▶ [Records supplied]
==============================

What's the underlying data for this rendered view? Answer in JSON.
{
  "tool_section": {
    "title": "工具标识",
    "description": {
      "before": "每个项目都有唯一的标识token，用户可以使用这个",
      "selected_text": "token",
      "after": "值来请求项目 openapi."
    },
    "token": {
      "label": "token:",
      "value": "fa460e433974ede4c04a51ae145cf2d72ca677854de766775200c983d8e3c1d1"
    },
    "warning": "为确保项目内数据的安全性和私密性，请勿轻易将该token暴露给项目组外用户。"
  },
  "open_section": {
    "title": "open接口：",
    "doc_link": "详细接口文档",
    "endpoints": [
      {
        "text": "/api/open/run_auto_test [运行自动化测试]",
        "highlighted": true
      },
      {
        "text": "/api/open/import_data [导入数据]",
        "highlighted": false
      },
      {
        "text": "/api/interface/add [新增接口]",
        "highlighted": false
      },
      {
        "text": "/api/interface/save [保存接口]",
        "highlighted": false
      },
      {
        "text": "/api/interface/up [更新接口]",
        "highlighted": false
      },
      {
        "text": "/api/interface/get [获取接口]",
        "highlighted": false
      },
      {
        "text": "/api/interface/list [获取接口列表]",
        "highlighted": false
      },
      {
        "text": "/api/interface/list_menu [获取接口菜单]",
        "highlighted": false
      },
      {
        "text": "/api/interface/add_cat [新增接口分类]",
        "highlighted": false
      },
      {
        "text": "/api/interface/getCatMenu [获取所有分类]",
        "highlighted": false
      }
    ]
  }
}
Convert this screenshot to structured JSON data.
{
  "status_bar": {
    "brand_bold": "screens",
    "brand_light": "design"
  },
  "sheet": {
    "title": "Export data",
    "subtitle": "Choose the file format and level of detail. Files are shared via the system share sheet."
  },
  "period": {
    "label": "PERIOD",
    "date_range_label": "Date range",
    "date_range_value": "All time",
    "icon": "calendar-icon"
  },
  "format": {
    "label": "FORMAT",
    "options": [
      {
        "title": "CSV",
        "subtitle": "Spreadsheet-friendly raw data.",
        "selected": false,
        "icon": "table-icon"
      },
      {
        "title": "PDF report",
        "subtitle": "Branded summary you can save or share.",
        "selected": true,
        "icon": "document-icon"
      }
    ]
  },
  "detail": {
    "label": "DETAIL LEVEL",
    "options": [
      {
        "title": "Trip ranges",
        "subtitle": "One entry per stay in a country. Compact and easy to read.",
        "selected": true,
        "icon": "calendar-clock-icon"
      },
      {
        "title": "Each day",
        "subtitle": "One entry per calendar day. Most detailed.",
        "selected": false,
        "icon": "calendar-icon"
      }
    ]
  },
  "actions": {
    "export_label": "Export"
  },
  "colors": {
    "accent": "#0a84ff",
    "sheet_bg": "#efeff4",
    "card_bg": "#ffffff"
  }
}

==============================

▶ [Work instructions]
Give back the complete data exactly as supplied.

▶ [Result for this task]
What's the underlying data for this rendered view? Answer in JSON.
{
  "tool_section": {
    "title": "工具标识",
    "description": {
      "before": "每个项目都有唯一的标识token，用户可以使用这个",
      "selected_text": "token",
      "after": "值来请求项目 openapi."
    },
    "token": {
      "label": "token:",
      "value": "fa460e433974ede4c04a51ae145cf2d72ca677854de766775200c983d8e3c1d1"
    },
    "warning": "为确保项目内数据的安全性和私密性，请勿轻易将该token暴露给项目组外用户。"
  },
  "open_section": {
    "title": "open接口：",
    "doc_link": "详细接口文档",
    "endpoints": [
      {
        "text": "/api/open/run_auto_test [运行自动化测试]",
        "highlighted": true
      },
      {
        "text": "/api/open/import_data [导入数据]",
        "highlighted": false
      },
      {
        "text": "/api/interface/add [新增接口]",
        "highlighted": false
      },
      {
        "text": "/api/interface/save [保存接口]",
        "highlighted": false
      },
      {
        "text": "/api/interface/up [更新接口]",
        "highlighted": false
      },
      {
        "text": "/api/interface/get [获取接口]",
        "highlighted": false
      },
      {
        "text": "/api/interface/list [获取接口列表]",
        "highlighted": false
      },
      {
        "text": "/api/interface/list_menu [获取接口菜单]",
        "highlighted": false
      },
      {
        "text": "/api/interface/add_cat [新增接口分类]",
        "highlighted": false
      },
      {
        "text": "/api/interface/getCatMenu [获取所有分类]",
        "highlighted": false
      }
    ]
  }
}
Convert this screenshot to structured JSON data.
{
  "status_bar": {
    "brand_bold": "screens",
    "brand_light": "design"
  },
  "sheet": {
    "title": "Export data",
    "subtitle": "Choose the file format and level of detail. Files are shared via the system share sheet."
  },
  "period": {
    "label": "PERIOD",
    "date_range_label": "Date range",
    "date_range_value": "All time",
    "icon": "calendar-icon"
  },
  "format": {
    "label": "FORMAT",
    "options": [
      {
        "title": "CSV",
        "subtitle": "Spreadsheet-friendly raw data.",
        "selected": false,
        "icon": "table-icon"
      },
      {
        "title": "PDF report",
        "subtitle": "Branded summary you can save or share.",
        "selected": true,
        "icon": "document-icon"
      }
    ]
  },
  "detail": {
    "label": "DETAIL LEVEL",
    "options": [
      {
        "title": "Trip ranges",
        "subtitle": "One entry per stay in a country. Compact and easy to read.",
        "selected": true,
        "icon": "calendar-clock-icon"
      },
      {
        "title": "Each day",
        "subtitle": "One entry per calendar day. Most detailed.",
        "selected": false,
        "icon": "calendar-icon"
      }
    ]
  },
  "actions": {
    "export_label": "Export"
  },
  "colors": {
    "accent": "#0a84ff",
    "sheet_bg": "#efeff4",
    "card_bg": "#ffffff"
  }
}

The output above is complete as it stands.